» ABOUT THIS TASK: Gather all lines in the entries below that include the word "your".

━━ DATA SHOWN

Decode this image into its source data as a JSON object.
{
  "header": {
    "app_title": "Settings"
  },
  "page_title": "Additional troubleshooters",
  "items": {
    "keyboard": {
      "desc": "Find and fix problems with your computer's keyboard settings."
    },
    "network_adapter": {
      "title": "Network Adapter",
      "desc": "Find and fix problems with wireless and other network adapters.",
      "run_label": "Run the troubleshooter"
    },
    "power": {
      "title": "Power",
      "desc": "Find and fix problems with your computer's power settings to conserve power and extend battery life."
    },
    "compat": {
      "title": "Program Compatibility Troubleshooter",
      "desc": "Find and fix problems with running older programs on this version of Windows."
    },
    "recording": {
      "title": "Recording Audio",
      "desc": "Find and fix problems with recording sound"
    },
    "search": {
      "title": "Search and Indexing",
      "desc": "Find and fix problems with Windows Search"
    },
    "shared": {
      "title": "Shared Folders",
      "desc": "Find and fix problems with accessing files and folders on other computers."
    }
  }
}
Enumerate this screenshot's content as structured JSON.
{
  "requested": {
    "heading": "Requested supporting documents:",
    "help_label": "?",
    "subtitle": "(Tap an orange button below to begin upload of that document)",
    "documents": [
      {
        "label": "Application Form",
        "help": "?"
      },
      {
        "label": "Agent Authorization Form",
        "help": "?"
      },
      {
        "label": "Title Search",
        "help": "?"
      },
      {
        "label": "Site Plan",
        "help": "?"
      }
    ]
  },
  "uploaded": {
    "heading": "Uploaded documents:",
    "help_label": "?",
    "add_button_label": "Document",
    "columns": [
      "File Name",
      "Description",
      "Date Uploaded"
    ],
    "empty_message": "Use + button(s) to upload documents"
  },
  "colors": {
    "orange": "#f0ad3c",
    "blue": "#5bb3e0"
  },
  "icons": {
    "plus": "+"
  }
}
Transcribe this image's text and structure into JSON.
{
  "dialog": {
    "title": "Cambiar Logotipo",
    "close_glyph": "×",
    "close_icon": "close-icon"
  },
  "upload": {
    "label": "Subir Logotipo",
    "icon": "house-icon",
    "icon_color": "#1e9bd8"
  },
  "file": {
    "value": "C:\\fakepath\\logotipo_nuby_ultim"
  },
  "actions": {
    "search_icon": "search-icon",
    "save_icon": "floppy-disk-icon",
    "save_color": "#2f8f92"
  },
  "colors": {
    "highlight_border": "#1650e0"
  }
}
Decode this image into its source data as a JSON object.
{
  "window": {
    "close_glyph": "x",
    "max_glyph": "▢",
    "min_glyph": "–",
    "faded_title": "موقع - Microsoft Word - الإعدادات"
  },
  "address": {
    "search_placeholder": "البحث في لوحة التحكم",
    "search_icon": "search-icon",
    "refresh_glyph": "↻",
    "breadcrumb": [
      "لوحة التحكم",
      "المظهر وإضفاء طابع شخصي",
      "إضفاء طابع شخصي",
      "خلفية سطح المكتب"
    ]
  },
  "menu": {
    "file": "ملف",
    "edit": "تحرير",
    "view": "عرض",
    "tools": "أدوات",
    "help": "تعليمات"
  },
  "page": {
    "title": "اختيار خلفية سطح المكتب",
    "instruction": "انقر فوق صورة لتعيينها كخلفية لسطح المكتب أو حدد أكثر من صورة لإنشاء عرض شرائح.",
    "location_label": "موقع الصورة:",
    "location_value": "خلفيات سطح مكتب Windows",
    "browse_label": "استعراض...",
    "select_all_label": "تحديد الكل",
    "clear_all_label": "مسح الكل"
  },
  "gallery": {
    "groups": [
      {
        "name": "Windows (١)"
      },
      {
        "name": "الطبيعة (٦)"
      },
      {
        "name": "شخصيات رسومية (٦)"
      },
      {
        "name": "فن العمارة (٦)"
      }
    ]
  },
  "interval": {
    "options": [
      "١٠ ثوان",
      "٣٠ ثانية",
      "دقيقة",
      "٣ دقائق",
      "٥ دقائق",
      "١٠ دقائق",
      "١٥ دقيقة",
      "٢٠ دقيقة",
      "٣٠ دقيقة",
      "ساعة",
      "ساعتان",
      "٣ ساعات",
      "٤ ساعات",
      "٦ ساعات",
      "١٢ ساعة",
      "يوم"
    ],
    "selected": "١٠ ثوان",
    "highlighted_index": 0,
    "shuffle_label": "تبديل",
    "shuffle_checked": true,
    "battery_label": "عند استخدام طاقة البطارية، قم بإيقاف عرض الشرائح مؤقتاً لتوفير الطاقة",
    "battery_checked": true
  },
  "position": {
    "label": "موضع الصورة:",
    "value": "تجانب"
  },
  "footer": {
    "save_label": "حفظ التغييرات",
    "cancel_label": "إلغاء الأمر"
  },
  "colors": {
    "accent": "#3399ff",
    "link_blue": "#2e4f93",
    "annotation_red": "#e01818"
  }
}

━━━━

» SOLUTION TO THE PROBLEM:
      "desc": "Find and fix problems with your computer's keyboard settings."
      "desc": "Find and fix problems with your computer's power settings to conserve power and extend battery life."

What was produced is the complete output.